There are no real class divisions in America except one: the college-educated versus the non-college educated. It helps to think of this in terms borrowed from the world of a Jane Austen novel: graduating from college is what makes you a “gentleman.” (A degree from an Ivy League school makes you part of the aristocracy.) It qualifies you to marry the right people and hold the right kind of positions. It makes you respectable. And even if you don’t achieve much in the world of work and business, even if you’re still working as a barista ten years later, you still retain that special status. It’s a modern form of “genteel poverty,” which is considered superior to the regular kind of poverty.
If you don’t have a college degree, by contrast, you are looked down upon as a vulgar commoner who is presumptuously attempting to rise above his station. Which is pretty much what they’re saying about Scott Walker. This prejudice is particularly strong when applied to anyone from the right, whose retrograde views are easily attributed to his lack of attendance at the gentleman’s finishing school that is the university.
At the Washington Post, Jeffrey J. Selingo, placed Walker’s lack of a degree in useful context:
Much attention has been given in recent weeks to Wisconsin Gov. Scott Walker’s decision to drop out of Marquette University in the spring of his senior year. The Republican presidential hopeful was just 34 credits short of earning a bachelor’s degree in 1990. He never went back.
Various media reports have analyzed how the lack of a college degree makes Walker unusual presidential material, at least in recent history, though the distinction makes him like most Americans, 70 percent of whom don’t have a bachelor’s degree.
But that figure includes people who never even stepped foot on a college campus. What’s more significant about Walker dropping out of college is that he’s like an increasing number of Americans who have some college credits, but no degree to show for their work.
There are nearly 45 million Americans over the age of 24 who have some college and no degree. That’s more than one in five U.S. adults. In many ways, those people are no better off financially than high-school graduates who never attempted college at all. College dropouts don’t earn much more, on average, than those with only a high-school diploma.
The salary premium for a college degree only comes if you actually earn a degree.
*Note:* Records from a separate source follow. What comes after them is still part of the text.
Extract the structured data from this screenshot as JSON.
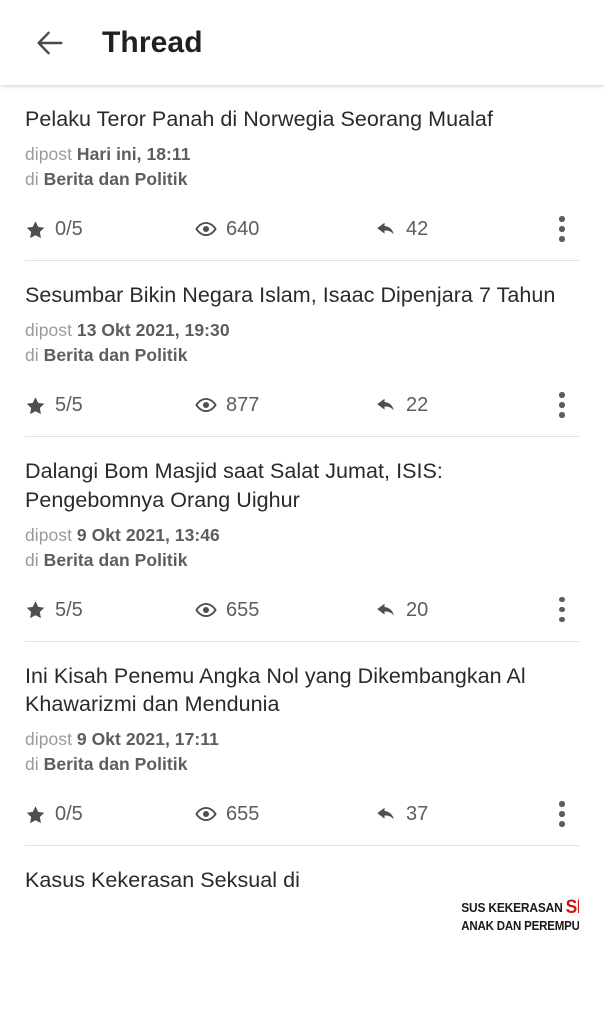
{
  "appbar": {
    "back_icon": "arrow-left-icon",
    "title": "Thread"
  },
  "stat_icons": {
    "rating": "star-icon",
    "views": "eye-icon",
    "replies": "reply-arrow-icon",
    "overflow": "more-vertical-icon"
  },
  "labels": {
    "posted_prefix": "dipost",
    "in_prefix": "di"
  },
  "threads": [
    {
      "title": "Pelaku Teror Panah di Norwegia Seorang Mualaf",
      "posted_prefix": "dipost",
      "posted_at": "Hari ini, 18:11",
      "in_prefix": "di",
      "category": "Berita dan Politik",
      "rating": "0/5",
      "views": "640",
      "replies": "42",
      "has_thumbnail": false
    },
    {
      "title": "Sesumbar Bikin Negara Islam, Isaac Dipenjara 7 Tahun",
      "posted_prefix": "dipost",
      "posted_at": "13 Okt 2021, 19:30",
      "in_prefix": "di",
      "category": "Berita dan Politik",
      "rating": "5/5",
      "views": "877",
      "replies": "22",
      "has_thumbnail": false
    },
    {
      "title": "Dalangi Bom Masjid saat Salat Jumat, ISIS: Pengebomnya Orang Uighur",
      "posted_prefix": "dipost",
      "posted_at": "9 Okt 2021, 13:46",
      "in_prefix": "di",
      "category": "Berita dan Politik",
      "rating": "5/5",
      "views": "655",
      "replies": "20",
      "has_thumbnail": false
    },
    {
      "title": "Ini Kisah Penemu Angka Nol yang Dikembangkan Al Khawarizmi dan Mendunia",
      "posted_prefix": "dipost",
      "posted_at": "9 Okt 2021, 17:11",
      "in_prefix": "di",
      "category": "Berita dan Politik",
      "rating": "0/5",
      "views": "655",
      "replies": "37",
      "has_thumbnail": false
    },
    {
      "title": "Kasus Kekerasan Seksual di",
      "has_thumbnail": true,
      "thumbnail_line1_prefix": "SUS KEKERASAN ",
      "thumbnail_line1_highlight": "SEKSU",
      "thumbnail_line2": "ANAK DAN PEREMPUAN:",
      "partial": true
    }
  ],
  "colors": {
    "title_text": "#2a2a2a",
    "meta_light": "#9a9a9a",
    "meta_bold": "#5d5d5d",
    "divider": "#e2e2e2",
    "appbar_title": "#212121",
    "thumb_highlight": "#d41212",
    "background": "#ffffff"
  }
}
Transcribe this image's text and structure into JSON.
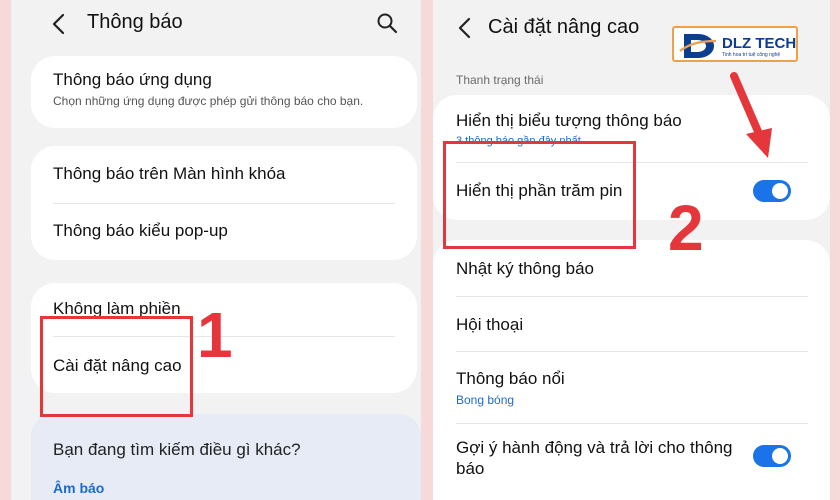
{
  "left_screen": {
    "title": "Thông báo",
    "app_notifications": {
      "title": "Thông báo ứng dụng",
      "subtitle": "Chọn những ứng dụng được phép gửi thông báo cho bạn."
    },
    "lock_screen": "Thông báo trên Màn hình khóa",
    "popup": "Thông báo kiểu pop-up",
    "dnd": "Không làm phiền",
    "advanced": "Cài đặt nâng cao",
    "hint": {
      "title": "Bạn đang tìm kiếm điều gì khác?",
      "link": "Âm báo"
    },
    "step_number": "1"
  },
  "right_screen": {
    "title": "Cài đặt nâng cao",
    "section_status_bar": "Thanh trạng thái",
    "show_icons": {
      "title": "Hiển thị biểu tượng thông báo",
      "subtitle": "3 thông báo gần đây nhất"
    },
    "battery_percent": {
      "title": "Hiển thị phần trăm pin",
      "enabled": true
    },
    "notification_history": "Nhật ký thông báo",
    "conversations": "Hội thoại",
    "floating": {
      "title": "Thông báo nổi",
      "subtitle": "Bong bóng"
    },
    "suggested_actions": {
      "title": "Gợi ý hành động và trả lời cho thông báo",
      "enabled": true
    },
    "step_number": "2"
  },
  "watermark": {
    "brand": "DLZ TECH",
    "tagline": "Tinh hoa trí tuệ công nghệ"
  },
  "colors": {
    "highlight": "#e5373b",
    "toggle_on": "#1a73e8",
    "link": "#1a6bd0"
  }
}
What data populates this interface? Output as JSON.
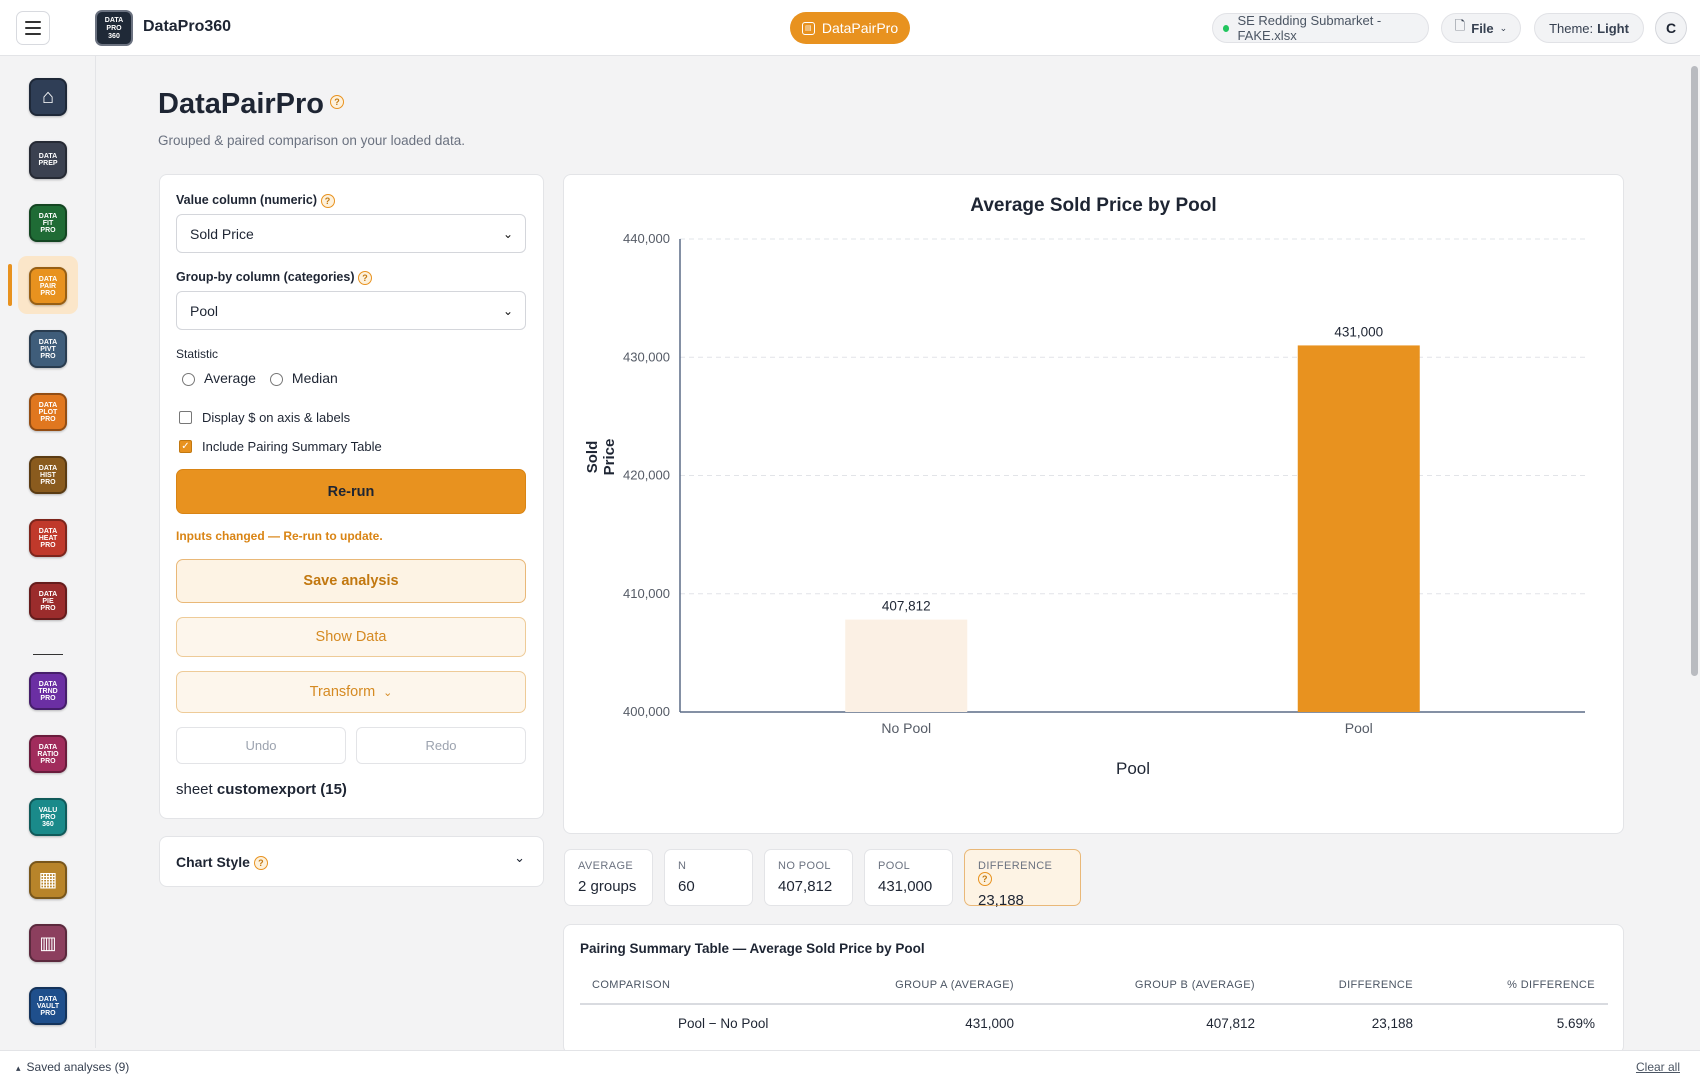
{
  "app": {
    "name": "DataPro360",
    "logo_text": "DATA PRO 360",
    "active_tool": "DataPairPro"
  },
  "topbar": {
    "file_chip": "SE Redding Submarket - FAKE.xlsx",
    "file_menu": "File",
    "theme_label": "Theme:",
    "theme_value": "Light",
    "avatar": "C"
  },
  "sidebar": {
    "apps": [
      {
        "id": "home",
        "label": "",
        "color": "#2f3e56"
      },
      {
        "id": "prep",
        "label": "DATA PREP",
        "color": "#3b4150"
      },
      {
        "id": "fit",
        "label": "DATA FIT PRO",
        "color": "#1f6b35"
      },
      {
        "id": "pair",
        "label": "DATA PAIR PRO",
        "color": "#e8921f"
      },
      {
        "id": "pivt",
        "label": "DATA PIVT PRO",
        "color": "#3f5d7a"
      },
      {
        "id": "plot",
        "label": "DATA PLOT PRO",
        "color": "#e0771f"
      },
      {
        "id": "hist",
        "label": "DATA HIST PRO",
        "color": "#8a5b1e"
      },
      {
        "id": "heat",
        "label": "DATA HEAT PRO",
        "color": "#c0392b"
      },
      {
        "id": "pie",
        "label": "DATA PIE PRO",
        "color": "#9b2c2c"
      },
      {
        "id": "trnd",
        "label": "DATA TRND PRO",
        "color": "#6b2fa3"
      },
      {
        "id": "ratio",
        "label": "DATA RATIO PRO",
        "color": "#a12c5c"
      },
      {
        "id": "valu",
        "label": "VALU PRO 360",
        "color": "#1a8a8a"
      },
      {
        "id": "cols",
        "label": "",
        "color": "#b8842a"
      },
      {
        "id": "report",
        "label": "",
        "color": "#8c3f5e"
      },
      {
        "id": "vault",
        "label": "DATA VAULT PRO",
        "color": "#1f4f8c"
      }
    ]
  },
  "page": {
    "title": "DataPairPro",
    "subtitle": "Grouped & paired comparison on your loaded data."
  },
  "controls": {
    "value_label": "Value column (numeric)",
    "value_selected": "Sold Price",
    "group_label": "Group-by column (categories)",
    "group_selected": "Pool",
    "statistic_label": "Statistic",
    "stat_average": "Average",
    "stat_median": "Median",
    "display_dollar": "Display $ on axis & labels",
    "include_summary": "Include Pairing Summary Table",
    "rerun": "Re-run",
    "warning": "Inputs changed — Re-run to update.",
    "save": "Save analysis",
    "show_data": "Show Data",
    "transform": "Transform",
    "undo": "Undo",
    "redo": "Redo",
    "sheet_prefix": "sheet",
    "sheet_name": "customexport (15)"
  },
  "chart_style": {
    "label": "Chart Style"
  },
  "chart_data": {
    "type": "bar",
    "title": "Average Sold Price by Pool",
    "xlabel": "Pool",
    "ylabel": "Sold Price",
    "categories": [
      "No Pool",
      "Pool"
    ],
    "values": [
      407812,
      431000
    ],
    "value_labels": [
      "407,812",
      "431,000"
    ],
    "colors": [
      "#fbf0e4",
      "#e8921f"
    ],
    "ylim": [
      400000,
      440000
    ],
    "yticks": [
      400000,
      410000,
      420000,
      430000,
      440000
    ],
    "ytick_labels": [
      "400,000",
      "410,000",
      "420,000",
      "430,000",
      "440,000"
    ],
    "grid": true
  },
  "stats": [
    {
      "key": "AVERAGE",
      "value": "2 groups"
    },
    {
      "key": "N",
      "value": "60"
    },
    {
      "key": "NO POOL",
      "value": "407,812"
    },
    {
      "key": "POOL",
      "value": "431,000"
    },
    {
      "key": "DIFFERENCE",
      "value": "23,188"
    }
  ],
  "summary_table": {
    "title": "Pairing Summary Table — Average Sold Price by Pool",
    "headers": [
      "COMPARISON",
      "GROUP A (AVERAGE)",
      "GROUP B (AVERAGE)",
      "DIFFERENCE",
      "% DIFFERENCE"
    ],
    "rows": [
      [
        "Pool − No Pool",
        "431,000",
        "407,812",
        "23,188",
        "5.69%"
      ]
    ]
  },
  "bottombar": {
    "saved": "Saved analyses (9)",
    "clear": "Clear all"
  }
}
Of course, as president, Walker would presumably earn the same as Barack Obama (Columbia and Harvard Law) and George W. Bush (Yale and Harvard Business), etc.
If CNN Quiz Show turns out to be success, how about MSNBC revives To Tell the Truth hosted by suspended anchor Brian Williams?